Stored items from a collection:
◆ ◆ ◆ ◆

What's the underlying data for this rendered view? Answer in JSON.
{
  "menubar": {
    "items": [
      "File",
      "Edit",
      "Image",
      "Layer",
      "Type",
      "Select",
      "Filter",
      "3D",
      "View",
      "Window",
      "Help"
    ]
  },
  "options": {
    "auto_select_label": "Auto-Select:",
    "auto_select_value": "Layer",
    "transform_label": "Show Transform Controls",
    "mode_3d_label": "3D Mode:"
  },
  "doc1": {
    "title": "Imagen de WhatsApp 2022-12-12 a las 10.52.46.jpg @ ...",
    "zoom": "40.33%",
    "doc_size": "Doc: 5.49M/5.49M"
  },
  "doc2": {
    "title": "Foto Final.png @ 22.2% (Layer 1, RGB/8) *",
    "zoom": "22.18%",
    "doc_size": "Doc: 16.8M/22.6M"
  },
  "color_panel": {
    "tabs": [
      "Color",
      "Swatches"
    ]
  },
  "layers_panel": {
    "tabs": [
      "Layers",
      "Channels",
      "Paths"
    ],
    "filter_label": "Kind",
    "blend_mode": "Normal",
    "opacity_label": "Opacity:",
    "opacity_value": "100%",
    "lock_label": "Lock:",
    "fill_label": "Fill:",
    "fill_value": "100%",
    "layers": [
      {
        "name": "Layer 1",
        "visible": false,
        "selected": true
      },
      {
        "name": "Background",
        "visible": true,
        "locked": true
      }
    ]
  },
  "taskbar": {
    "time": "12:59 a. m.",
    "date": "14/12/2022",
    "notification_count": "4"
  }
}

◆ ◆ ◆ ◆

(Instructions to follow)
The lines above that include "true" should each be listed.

(Problem solution)
        "selected": true
        "visible": true,
        "locked": true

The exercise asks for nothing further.